Dissertation Defense Announcement
To:  The George Mason University Community

Candidate: Saira Ahmad Chaudry
Program:    PhD Biosciences

Date:   Monday April 23, 2012
Time:   3:30 p.m.
Place:   George Mason University
             Occoquan Bldg., Room 204
             Prince William campus 
Dissertation Director: Dr. Monique van Hoek
Committee members: Dr. Serguei Popov, Dr. Geraldine Grant, Dr. Barney 

Title: "Regulation of /Francisella novicida/ Biofilm by LL-37 Peptide"

The dissertation is on reserve in the Johnson Center Library, Fairfax 
The doctoral project will not be read at the meeting, but should be read 
in advance.

All members of the George Mason University community are invited to attend.
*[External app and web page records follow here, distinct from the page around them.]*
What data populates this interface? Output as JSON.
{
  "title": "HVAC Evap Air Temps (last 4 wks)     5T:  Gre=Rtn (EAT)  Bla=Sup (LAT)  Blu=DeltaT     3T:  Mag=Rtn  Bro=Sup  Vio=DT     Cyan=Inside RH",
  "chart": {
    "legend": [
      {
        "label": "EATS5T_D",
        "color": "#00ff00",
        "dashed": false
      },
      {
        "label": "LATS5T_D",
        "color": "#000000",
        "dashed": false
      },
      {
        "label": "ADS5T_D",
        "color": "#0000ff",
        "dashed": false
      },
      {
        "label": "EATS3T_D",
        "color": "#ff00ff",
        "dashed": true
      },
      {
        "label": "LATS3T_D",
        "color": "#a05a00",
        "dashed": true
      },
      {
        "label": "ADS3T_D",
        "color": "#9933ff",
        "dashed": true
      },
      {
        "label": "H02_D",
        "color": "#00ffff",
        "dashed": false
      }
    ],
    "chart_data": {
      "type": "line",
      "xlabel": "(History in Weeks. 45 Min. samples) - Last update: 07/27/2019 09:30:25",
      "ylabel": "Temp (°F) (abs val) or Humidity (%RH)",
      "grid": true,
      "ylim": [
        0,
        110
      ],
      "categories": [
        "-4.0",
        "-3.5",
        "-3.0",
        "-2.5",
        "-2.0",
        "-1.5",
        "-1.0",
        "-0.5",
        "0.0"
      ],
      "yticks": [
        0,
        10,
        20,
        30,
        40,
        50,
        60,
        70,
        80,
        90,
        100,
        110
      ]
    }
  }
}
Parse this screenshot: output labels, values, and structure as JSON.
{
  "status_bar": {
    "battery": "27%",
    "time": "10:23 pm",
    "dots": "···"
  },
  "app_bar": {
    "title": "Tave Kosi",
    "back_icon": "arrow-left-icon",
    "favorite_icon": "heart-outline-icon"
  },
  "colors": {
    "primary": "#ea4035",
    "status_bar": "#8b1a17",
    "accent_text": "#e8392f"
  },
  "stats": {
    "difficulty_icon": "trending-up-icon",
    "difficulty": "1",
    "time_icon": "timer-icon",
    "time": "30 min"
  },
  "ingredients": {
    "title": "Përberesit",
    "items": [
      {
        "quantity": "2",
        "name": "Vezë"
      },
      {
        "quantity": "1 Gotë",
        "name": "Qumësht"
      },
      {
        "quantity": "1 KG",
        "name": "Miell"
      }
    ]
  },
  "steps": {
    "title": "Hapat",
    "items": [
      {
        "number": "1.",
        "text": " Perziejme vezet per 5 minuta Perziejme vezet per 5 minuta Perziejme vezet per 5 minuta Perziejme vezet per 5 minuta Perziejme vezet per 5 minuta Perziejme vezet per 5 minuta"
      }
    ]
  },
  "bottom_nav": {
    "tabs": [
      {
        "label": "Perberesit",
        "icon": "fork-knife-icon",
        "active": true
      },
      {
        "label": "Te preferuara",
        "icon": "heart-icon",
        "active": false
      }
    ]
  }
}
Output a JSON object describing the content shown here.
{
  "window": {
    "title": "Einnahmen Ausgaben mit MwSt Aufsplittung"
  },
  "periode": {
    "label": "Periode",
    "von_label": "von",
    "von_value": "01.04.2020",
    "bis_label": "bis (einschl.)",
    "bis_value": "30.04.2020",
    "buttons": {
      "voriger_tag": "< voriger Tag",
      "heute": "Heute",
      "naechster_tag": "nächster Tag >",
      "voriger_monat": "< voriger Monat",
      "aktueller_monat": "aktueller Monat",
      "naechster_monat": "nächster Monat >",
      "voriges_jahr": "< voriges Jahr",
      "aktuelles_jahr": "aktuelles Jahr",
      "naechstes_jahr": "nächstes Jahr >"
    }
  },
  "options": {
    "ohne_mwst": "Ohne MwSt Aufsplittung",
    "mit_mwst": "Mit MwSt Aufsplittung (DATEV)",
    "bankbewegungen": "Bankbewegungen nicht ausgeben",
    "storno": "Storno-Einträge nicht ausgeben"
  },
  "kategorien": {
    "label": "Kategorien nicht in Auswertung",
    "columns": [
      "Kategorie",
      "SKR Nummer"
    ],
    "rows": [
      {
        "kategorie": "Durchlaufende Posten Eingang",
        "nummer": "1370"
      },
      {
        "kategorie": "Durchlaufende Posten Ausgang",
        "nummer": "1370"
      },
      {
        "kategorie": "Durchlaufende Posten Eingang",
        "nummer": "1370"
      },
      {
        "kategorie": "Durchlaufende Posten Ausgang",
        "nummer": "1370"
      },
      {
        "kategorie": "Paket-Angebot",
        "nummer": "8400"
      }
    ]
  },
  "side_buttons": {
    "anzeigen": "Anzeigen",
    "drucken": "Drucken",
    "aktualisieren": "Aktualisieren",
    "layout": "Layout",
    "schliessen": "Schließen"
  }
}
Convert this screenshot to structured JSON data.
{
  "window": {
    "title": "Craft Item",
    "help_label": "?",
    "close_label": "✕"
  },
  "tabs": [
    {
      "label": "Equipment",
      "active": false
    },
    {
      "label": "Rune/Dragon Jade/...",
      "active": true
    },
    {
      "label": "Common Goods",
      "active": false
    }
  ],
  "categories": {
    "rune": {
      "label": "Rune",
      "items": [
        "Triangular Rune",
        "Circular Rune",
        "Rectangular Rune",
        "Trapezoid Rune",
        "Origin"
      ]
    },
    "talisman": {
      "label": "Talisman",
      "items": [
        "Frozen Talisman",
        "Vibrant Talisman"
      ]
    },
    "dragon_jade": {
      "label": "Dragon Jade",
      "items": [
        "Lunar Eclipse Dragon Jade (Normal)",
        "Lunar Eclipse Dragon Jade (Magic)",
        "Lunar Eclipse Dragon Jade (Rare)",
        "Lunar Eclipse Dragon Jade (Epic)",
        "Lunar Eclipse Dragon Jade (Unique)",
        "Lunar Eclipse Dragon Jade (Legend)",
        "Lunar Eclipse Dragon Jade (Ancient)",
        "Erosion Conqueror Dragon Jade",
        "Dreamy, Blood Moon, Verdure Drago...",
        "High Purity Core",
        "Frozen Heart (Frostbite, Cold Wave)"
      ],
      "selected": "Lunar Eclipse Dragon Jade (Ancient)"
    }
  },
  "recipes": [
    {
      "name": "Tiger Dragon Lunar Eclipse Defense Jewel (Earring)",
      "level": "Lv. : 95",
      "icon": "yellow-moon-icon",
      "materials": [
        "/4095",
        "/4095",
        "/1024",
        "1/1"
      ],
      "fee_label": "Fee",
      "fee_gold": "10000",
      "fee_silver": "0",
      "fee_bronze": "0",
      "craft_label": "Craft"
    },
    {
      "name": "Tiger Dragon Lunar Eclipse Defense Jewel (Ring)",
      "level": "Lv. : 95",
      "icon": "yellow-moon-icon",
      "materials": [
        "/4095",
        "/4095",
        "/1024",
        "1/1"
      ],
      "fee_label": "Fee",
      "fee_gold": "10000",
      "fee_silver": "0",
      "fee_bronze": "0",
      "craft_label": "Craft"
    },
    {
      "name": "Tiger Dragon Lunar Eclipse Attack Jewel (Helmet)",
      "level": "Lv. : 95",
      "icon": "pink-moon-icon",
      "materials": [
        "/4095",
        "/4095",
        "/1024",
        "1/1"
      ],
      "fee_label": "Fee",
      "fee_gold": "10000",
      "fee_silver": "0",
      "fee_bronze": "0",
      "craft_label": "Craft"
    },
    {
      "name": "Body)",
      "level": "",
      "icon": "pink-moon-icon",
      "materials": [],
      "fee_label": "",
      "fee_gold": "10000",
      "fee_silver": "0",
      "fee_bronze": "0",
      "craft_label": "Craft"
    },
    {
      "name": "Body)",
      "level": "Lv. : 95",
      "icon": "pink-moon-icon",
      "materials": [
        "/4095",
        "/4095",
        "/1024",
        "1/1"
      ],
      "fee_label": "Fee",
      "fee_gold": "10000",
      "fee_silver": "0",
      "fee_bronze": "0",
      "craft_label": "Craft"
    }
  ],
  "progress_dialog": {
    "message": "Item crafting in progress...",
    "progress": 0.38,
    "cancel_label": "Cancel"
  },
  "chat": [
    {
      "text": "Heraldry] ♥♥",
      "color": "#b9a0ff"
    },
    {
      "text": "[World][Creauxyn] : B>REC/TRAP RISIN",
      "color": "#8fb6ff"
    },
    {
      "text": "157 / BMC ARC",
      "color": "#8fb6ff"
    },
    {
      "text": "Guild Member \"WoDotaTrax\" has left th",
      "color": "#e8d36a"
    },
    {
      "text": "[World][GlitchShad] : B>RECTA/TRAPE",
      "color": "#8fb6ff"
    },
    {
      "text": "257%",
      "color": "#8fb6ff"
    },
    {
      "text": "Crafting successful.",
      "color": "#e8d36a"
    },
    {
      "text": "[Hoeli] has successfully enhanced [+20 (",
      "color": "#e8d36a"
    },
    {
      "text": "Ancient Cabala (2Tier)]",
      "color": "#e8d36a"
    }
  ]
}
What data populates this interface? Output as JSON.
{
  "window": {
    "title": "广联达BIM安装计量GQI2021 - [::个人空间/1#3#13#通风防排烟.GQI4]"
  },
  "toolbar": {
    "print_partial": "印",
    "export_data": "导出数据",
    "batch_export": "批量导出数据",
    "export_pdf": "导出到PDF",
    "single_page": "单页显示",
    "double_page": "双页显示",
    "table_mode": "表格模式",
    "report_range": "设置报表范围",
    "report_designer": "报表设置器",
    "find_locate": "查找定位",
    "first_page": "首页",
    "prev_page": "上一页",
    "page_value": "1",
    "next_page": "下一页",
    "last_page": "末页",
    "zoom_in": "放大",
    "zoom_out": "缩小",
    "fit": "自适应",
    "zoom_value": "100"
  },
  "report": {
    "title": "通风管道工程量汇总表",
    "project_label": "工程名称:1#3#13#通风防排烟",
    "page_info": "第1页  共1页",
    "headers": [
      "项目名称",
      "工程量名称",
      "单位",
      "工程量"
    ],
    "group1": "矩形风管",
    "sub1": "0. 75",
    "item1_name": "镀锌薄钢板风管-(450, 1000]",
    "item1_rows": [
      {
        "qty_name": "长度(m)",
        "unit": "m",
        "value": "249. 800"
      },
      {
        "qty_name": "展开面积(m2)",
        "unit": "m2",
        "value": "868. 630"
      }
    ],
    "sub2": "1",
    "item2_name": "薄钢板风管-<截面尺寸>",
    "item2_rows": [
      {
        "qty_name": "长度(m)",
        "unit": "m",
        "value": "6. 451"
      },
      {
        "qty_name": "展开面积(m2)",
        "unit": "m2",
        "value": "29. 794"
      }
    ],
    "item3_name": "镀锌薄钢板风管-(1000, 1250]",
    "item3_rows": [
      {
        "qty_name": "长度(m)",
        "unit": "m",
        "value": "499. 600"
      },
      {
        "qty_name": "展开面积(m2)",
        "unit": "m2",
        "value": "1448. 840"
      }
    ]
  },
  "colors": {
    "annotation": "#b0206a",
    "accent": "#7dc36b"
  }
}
*Biofilms are a natural aggregation of bacterial colonies surrounded by 
an extracellular polymeric matrix that protects the bacteria from 
antibiotic treatments and increases survival compared to planktonic 
bacteria. LL-37 peptide is a human cathelicidin peptide that exhibits 
antimicrobial activity including anti-biofilm activity in gram-negative 
and gram-positive bacteria.  Francisella species are Category A, 
gram-negative, facultative intracellular pathogens resulting in the 
disease of tularemia with as little as 10 bacteria present. Francisella 
has recently shown to form biofilms in vitro.
LL-37 peptide exerts anti-biofilm activity against F. novicida at low 
concentrations of 0.24 g/ml, but its bacterial targets are not known.  
The goal of this research is to identify the unique molecular targets of 
the LL-37 peptide in F. novicida, which may lead to a better 
understanding of the mechanism of action of LL-37 against many bacteria.
Confocal images of F. novicida incubated with 0.24 ?g/ml LL-37 peptide 
for increasing hours have shown a decrease in depth and tightness of 
biofilm formation compared untreated F. novicida biofilm. LL-37 peptide, 
at the aforementioned concentration, also inhibited F. novicida initial 
attachment, which is the first step of biofilm formation. The 
enantiomer, D-LL-37 peptide, also exerted anti-biofilm activity against 
F. novicida.  While the region of anti-biofilm activity of the peptide 
varies depending on the bacterial species, residues 18-37 of LL-37 
peptide have been determined as the region of anti-biofilm activity in 
F. novicida.
LL-37 peptide has been shown to affect many biofilm-associated genes in 
F. novicida.  These include pil assembly proteins, LPS-assembly 
proteins, efflux systems, transferases, and pyruvate synthetase for 
metabolism.  Indeed mutations of these genes have resulted in altered 
biofilm formation.  LL-37 also down regulates expression of response 
regulators kdpE, while up-regulating expression of response regulator 
qseB.  Expression of kdpE normally negatively affects expression of 
qseB.  qseB regulates activation of transcription of many genes that may 
be involved in regulating biofilm formation.  Indeed, many of these 
qseB-regulated genes (such as acetlytransferase, major facilitator 
superfamily (MFS) transporter protein, pyruvate, and hypothetical 
membrane proteins) have been shown to be associated with biofilm 
formation. Identifying the targets of LL-37 peptide in F. novicida has 
helped to understand how the peptide functions in the bacteria to exert 
its anti-biofilm effects.